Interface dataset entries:
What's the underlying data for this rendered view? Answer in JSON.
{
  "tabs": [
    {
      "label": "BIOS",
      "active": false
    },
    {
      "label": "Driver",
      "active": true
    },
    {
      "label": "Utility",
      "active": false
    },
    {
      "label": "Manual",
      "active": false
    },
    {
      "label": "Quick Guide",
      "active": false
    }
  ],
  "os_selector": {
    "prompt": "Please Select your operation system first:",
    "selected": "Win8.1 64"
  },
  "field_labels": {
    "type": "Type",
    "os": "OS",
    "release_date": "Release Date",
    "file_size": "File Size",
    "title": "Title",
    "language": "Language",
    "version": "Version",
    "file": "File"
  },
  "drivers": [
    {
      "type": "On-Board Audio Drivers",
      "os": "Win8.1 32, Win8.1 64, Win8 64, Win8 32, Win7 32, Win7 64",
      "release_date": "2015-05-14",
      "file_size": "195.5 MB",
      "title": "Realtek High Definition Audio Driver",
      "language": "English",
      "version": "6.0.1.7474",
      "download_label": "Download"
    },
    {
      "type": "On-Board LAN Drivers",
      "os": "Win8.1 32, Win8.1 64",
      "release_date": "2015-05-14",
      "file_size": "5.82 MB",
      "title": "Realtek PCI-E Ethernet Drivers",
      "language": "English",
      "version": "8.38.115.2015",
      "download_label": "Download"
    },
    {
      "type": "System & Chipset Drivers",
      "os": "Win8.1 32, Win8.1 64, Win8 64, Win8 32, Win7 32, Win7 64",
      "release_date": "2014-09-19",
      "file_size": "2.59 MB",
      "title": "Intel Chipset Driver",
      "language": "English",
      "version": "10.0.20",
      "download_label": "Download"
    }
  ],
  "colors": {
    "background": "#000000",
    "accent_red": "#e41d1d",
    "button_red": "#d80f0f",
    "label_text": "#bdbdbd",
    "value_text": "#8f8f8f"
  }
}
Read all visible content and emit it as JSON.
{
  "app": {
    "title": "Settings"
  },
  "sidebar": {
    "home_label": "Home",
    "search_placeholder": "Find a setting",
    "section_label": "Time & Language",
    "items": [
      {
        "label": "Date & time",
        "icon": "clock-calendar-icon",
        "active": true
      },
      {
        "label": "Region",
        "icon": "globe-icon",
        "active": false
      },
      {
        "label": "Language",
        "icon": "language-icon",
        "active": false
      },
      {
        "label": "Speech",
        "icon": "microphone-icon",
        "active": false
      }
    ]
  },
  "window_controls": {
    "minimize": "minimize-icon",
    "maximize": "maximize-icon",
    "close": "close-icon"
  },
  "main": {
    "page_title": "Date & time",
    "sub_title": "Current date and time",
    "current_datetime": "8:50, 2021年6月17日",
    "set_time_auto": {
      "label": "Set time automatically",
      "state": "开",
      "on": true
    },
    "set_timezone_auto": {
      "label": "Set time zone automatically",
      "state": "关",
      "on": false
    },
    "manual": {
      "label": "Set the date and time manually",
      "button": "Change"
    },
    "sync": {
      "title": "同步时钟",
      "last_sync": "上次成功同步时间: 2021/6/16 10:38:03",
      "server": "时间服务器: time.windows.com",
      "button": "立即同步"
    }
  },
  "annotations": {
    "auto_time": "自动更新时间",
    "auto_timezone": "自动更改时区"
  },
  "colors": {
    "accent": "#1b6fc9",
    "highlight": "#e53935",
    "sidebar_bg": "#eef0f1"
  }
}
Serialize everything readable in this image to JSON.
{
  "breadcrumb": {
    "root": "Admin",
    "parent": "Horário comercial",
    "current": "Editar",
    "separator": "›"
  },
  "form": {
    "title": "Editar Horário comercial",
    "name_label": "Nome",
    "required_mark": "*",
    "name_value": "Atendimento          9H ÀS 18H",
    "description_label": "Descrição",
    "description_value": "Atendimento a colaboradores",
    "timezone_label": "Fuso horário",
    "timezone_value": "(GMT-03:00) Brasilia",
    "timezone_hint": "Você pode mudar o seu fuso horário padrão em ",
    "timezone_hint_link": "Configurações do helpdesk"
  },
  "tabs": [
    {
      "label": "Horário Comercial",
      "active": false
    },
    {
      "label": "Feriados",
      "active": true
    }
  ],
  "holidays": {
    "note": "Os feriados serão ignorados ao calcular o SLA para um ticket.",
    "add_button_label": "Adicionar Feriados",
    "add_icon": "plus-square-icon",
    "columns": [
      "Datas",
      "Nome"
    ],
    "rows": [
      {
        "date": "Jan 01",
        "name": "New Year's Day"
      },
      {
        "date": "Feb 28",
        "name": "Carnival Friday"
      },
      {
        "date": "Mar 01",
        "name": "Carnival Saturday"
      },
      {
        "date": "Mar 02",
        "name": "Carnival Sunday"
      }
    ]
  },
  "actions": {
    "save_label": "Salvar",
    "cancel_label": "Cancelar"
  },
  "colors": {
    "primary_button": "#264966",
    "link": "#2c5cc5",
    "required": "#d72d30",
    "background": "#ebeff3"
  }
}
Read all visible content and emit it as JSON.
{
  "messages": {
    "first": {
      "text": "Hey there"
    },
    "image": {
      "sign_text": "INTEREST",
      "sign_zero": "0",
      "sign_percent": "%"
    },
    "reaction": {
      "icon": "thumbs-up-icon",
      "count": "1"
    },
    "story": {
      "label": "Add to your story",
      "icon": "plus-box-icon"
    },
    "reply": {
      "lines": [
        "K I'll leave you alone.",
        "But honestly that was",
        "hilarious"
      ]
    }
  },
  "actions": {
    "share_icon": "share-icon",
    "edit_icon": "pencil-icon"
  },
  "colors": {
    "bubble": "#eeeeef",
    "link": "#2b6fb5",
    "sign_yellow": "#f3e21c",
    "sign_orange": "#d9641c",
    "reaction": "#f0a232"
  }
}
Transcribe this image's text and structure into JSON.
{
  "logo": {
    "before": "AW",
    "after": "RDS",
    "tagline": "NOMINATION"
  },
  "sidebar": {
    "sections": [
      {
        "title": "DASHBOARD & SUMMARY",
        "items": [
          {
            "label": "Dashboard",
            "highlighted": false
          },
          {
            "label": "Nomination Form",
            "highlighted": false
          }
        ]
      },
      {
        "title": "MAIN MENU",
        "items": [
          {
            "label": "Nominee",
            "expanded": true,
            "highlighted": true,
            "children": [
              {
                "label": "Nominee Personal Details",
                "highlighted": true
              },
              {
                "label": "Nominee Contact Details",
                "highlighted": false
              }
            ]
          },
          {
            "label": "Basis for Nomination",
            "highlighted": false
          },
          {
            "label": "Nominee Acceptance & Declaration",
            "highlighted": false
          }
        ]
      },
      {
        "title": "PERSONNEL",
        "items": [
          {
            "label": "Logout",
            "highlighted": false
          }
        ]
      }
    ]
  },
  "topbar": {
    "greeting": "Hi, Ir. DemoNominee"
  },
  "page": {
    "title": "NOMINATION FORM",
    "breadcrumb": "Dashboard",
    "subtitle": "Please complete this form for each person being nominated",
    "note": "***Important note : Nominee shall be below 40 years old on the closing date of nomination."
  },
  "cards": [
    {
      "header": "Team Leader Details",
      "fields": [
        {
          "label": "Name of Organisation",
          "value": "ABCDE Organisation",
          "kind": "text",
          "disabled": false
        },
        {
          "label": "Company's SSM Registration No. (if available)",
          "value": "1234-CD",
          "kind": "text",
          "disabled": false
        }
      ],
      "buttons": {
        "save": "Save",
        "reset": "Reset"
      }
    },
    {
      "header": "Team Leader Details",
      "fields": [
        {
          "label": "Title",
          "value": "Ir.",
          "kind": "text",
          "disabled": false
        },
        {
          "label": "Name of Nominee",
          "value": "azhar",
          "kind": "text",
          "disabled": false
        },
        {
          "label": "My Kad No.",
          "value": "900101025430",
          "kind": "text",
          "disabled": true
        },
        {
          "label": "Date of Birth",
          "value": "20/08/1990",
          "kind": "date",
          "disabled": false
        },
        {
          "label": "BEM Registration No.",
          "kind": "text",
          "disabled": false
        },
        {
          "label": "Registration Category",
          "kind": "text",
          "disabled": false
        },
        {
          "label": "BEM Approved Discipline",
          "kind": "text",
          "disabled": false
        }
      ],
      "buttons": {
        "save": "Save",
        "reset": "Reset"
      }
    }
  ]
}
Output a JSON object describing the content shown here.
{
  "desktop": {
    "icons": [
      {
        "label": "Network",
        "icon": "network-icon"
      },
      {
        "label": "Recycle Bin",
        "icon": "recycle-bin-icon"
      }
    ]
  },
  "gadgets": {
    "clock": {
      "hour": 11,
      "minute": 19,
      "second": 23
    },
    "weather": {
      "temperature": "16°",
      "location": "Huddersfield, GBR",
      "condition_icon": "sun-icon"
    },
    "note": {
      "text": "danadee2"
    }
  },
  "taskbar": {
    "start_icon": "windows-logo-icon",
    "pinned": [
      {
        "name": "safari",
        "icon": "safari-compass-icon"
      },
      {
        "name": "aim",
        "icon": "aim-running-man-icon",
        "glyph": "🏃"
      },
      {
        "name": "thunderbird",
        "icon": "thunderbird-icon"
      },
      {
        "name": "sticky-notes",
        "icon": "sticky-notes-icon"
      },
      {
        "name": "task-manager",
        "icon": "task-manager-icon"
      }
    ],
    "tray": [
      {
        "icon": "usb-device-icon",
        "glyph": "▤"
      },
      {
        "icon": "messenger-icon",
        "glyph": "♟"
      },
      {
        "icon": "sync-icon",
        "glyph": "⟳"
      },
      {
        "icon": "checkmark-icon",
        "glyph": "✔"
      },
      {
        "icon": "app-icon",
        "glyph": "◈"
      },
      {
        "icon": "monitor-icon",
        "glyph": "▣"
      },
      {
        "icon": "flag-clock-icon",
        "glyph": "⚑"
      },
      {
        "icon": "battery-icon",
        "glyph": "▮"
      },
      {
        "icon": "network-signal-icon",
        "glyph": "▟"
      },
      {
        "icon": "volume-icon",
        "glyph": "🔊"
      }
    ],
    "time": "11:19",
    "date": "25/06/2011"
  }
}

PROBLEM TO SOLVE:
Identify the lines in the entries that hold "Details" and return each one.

ANSWER FOR THE TASK:
                "label": "Nominee Personal Details",
                "label": "Nominee Contact Details",
      "header": "Team Leader Details",
      "header": "Team Leader Details",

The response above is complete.